Finally, all the elements listed above combined are incorporated into the concept of remote work. Remote work was popular before the pandemic occurred. One study found that around 62% of employees between the ages of 22 and 65 reported working remotely at least occasionally. Another found that 44% of employees say at least part of their team is remote.
That was before when remote work was seen simply as a benefit for employees. Now? It’s the only way most companies can remain operational. That’s not a bad thing, however — this will give many employees the opportunity to avoid a commute while spending more time with their families. It’s likely to grow in popularity post-crisis. After shelter-in-place orders are lifted, more offices will fill up again. But there won’t be as many people in them as there were before as remote work will grow in acceptance. Companies right now are seeing that employees can be happier while they cut down on overhead associated with maintaining office space.
What does this mean for the digital space? In a word: everything. Digital systems and platforms facilitate remote work. As remote work grows in usage, organizations will continue to rely on the digital tools they have used during the crisis. This emphasis on using digital platforms for problem-solving will continue to boost the use of digital in the modern workplace.
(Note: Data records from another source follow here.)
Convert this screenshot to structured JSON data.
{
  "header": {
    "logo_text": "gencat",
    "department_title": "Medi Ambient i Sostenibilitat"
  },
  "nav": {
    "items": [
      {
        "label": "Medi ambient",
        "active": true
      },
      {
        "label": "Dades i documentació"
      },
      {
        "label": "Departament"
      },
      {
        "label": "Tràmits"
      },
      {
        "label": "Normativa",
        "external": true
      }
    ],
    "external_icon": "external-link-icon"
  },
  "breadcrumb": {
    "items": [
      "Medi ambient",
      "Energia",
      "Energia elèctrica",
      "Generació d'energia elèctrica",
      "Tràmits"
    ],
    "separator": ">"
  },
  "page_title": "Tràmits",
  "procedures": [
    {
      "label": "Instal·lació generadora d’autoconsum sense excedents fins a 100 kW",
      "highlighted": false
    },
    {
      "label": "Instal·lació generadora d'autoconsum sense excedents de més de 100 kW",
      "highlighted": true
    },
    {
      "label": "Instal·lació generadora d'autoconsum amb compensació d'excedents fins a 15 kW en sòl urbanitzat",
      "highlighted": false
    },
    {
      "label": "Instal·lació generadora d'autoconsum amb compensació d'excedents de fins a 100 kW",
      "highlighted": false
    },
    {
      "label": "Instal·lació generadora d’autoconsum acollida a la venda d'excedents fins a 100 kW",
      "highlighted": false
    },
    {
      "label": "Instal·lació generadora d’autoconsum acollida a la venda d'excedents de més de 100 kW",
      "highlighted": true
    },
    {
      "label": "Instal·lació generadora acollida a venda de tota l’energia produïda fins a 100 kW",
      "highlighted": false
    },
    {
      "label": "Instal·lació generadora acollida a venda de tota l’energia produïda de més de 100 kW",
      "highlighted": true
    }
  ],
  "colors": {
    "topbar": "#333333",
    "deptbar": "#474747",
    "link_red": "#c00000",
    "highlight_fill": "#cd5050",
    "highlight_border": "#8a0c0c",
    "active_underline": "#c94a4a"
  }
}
The bottom line? While the crisis has caused untold devastation and damage throughout the country and the world, it may also lead to more effectiveness and efficiency in the workplace, leading to more productive and happier employees. As organizations adapt to the current landscape, expect them to continue boosting digital solutions to accomplish their missions.